**Task to carry out**.
Every line of the entries below that includes "Bobony" belongs in the answer, copied as written.
▬▬▬
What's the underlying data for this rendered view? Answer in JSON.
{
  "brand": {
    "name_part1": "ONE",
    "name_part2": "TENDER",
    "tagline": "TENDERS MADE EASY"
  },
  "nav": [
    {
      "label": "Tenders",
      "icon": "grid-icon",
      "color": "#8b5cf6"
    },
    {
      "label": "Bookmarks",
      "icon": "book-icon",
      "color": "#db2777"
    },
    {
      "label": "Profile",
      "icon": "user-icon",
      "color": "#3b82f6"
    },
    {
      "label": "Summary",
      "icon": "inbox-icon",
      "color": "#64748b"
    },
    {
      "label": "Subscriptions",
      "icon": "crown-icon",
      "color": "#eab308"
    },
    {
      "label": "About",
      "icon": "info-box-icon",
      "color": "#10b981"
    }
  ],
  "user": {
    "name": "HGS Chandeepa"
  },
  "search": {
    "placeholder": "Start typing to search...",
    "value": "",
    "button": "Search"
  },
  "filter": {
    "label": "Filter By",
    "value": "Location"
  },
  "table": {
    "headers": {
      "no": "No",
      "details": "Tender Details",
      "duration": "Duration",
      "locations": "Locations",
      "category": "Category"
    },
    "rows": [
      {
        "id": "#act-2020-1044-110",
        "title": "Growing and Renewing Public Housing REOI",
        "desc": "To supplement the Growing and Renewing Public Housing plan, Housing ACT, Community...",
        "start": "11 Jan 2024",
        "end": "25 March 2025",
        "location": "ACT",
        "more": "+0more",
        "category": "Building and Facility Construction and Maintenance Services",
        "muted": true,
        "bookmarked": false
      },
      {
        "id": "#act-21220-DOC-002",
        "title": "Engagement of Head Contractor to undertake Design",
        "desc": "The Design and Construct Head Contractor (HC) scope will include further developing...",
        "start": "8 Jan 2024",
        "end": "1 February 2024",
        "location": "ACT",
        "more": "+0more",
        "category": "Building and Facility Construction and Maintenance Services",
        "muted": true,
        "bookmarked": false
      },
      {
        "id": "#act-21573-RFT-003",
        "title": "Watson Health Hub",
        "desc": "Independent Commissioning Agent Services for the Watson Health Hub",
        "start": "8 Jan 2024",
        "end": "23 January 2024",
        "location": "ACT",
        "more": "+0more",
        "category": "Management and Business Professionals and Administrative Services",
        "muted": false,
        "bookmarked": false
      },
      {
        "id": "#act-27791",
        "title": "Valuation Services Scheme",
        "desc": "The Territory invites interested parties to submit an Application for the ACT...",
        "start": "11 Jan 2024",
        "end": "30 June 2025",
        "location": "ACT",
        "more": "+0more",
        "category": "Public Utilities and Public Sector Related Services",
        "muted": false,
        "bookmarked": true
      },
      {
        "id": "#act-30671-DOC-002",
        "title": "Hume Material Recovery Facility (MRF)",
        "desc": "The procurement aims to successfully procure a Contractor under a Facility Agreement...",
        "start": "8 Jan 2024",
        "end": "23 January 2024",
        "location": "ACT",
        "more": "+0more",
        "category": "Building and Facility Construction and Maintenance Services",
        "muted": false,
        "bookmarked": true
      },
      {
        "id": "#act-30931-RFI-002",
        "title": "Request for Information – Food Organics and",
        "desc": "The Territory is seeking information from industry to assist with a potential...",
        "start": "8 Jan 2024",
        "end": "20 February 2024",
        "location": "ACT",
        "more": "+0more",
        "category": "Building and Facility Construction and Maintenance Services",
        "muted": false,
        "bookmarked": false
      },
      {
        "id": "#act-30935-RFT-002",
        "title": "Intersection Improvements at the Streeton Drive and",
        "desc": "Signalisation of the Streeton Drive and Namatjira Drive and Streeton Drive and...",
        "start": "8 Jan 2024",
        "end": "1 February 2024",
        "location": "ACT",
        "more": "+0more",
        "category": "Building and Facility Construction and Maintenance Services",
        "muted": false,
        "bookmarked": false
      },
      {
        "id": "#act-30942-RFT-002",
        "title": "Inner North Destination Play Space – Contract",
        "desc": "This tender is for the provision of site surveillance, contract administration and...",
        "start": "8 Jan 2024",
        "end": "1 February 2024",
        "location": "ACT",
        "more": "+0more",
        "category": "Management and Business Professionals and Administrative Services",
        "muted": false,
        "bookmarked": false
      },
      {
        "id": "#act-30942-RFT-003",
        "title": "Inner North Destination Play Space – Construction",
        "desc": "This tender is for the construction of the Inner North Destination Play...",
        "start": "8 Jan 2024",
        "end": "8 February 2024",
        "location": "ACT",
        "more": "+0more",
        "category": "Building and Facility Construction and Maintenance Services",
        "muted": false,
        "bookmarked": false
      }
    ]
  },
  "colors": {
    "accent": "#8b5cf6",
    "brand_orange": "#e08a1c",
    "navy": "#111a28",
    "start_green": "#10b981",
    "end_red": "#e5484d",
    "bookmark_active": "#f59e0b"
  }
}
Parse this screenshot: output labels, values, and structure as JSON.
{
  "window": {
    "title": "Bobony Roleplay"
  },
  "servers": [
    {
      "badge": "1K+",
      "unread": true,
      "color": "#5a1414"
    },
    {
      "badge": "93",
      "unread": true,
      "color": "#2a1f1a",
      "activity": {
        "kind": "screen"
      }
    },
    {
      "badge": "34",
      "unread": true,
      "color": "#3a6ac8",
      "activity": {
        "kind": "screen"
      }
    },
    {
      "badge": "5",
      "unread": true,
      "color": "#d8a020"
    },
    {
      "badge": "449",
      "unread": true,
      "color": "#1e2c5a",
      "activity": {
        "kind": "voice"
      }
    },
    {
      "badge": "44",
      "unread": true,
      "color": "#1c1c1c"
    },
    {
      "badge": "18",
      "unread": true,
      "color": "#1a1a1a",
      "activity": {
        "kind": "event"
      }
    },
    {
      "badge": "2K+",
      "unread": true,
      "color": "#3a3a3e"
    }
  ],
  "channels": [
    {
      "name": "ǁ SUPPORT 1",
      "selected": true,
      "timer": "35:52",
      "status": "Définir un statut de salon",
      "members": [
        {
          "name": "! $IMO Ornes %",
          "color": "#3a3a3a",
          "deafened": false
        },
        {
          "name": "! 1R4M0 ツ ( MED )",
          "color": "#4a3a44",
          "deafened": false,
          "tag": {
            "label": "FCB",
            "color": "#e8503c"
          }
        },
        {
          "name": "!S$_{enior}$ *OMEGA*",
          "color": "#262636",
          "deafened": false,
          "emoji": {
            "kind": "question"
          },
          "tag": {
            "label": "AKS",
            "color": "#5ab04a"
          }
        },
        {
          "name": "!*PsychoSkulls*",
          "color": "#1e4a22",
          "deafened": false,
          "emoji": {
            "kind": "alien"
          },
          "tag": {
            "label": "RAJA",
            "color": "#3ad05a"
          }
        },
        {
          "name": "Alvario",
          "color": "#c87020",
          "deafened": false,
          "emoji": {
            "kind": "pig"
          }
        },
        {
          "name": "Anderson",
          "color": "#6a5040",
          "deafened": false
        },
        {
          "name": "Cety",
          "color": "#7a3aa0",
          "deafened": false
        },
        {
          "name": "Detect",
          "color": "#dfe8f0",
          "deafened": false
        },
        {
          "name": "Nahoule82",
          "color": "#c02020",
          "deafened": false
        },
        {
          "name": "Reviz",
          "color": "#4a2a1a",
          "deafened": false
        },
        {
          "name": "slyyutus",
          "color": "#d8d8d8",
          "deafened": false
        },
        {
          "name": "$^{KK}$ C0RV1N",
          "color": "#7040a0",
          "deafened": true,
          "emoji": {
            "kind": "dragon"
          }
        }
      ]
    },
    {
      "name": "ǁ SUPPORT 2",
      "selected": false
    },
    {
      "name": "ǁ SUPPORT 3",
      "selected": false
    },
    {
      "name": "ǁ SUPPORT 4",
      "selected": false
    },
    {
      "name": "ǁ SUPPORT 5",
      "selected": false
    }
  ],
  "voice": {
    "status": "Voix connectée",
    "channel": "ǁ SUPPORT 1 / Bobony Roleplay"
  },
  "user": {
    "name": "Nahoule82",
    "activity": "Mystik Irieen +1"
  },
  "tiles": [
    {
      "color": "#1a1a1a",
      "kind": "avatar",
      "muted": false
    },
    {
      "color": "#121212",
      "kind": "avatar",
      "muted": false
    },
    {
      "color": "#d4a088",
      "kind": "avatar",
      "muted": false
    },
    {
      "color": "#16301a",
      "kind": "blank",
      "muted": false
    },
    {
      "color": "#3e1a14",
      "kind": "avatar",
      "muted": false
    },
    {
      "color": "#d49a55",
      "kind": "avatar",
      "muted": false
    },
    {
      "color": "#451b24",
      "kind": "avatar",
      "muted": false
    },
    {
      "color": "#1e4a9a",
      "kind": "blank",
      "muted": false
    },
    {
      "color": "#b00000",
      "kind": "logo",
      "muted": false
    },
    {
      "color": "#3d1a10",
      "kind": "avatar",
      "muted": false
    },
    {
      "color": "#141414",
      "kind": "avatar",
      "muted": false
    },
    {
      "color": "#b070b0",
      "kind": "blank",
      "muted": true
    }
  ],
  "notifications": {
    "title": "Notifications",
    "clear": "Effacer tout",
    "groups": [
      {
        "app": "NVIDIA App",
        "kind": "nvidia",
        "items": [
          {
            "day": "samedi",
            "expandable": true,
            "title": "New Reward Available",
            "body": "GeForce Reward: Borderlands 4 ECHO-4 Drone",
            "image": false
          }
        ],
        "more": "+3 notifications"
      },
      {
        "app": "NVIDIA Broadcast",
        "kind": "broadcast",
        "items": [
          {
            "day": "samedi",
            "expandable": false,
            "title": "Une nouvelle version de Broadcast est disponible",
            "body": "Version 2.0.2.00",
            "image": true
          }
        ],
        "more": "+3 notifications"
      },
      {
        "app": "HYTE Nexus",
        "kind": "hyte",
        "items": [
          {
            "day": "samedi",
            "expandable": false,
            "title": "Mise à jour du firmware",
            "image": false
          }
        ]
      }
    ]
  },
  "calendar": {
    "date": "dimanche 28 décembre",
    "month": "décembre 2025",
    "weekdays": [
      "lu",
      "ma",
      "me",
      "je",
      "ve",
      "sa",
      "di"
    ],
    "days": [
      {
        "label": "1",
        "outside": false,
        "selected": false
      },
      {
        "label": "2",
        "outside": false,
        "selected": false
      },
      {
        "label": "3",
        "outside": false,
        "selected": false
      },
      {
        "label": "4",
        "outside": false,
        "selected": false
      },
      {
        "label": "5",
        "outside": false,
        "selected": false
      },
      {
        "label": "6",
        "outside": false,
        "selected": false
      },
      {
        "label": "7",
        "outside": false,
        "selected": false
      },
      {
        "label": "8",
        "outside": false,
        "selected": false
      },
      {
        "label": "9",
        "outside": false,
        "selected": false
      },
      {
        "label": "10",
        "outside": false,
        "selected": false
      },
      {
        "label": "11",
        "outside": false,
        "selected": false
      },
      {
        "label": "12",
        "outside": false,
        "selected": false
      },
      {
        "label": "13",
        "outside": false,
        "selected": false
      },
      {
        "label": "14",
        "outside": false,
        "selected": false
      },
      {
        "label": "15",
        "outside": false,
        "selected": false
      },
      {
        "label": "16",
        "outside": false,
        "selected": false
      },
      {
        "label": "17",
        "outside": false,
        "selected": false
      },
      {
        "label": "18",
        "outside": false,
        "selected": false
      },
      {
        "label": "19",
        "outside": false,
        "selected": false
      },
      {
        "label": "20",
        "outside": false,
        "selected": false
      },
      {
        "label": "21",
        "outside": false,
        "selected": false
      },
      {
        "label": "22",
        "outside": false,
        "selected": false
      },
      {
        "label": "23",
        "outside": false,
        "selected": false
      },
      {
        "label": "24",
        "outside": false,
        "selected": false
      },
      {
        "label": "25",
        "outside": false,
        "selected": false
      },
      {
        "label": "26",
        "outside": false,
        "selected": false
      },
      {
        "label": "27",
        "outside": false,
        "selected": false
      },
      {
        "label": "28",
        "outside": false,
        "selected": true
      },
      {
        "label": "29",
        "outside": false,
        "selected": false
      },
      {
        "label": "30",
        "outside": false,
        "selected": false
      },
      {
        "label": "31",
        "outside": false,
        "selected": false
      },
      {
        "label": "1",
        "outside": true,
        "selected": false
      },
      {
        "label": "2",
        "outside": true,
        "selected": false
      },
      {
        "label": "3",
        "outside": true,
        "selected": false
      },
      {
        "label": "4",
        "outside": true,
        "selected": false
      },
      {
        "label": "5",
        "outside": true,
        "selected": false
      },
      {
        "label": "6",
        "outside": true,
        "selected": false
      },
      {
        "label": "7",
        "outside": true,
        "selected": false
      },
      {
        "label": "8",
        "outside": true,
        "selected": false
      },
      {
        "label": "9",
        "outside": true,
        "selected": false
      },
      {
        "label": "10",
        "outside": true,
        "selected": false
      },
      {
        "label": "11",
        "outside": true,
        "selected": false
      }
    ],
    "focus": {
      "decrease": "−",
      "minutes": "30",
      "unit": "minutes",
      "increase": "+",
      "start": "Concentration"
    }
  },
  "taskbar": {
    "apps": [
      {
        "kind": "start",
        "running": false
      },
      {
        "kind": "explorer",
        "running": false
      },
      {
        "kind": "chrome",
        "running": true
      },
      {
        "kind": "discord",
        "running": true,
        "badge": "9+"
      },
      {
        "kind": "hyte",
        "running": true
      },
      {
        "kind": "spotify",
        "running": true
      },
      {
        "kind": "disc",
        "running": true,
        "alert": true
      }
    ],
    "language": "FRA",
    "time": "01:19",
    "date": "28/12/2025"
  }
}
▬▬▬
**Response box**.
    "title": "Bobony Roleplay"
    "channel": "ǁ SUPPORT 1 / Bobony Roleplay"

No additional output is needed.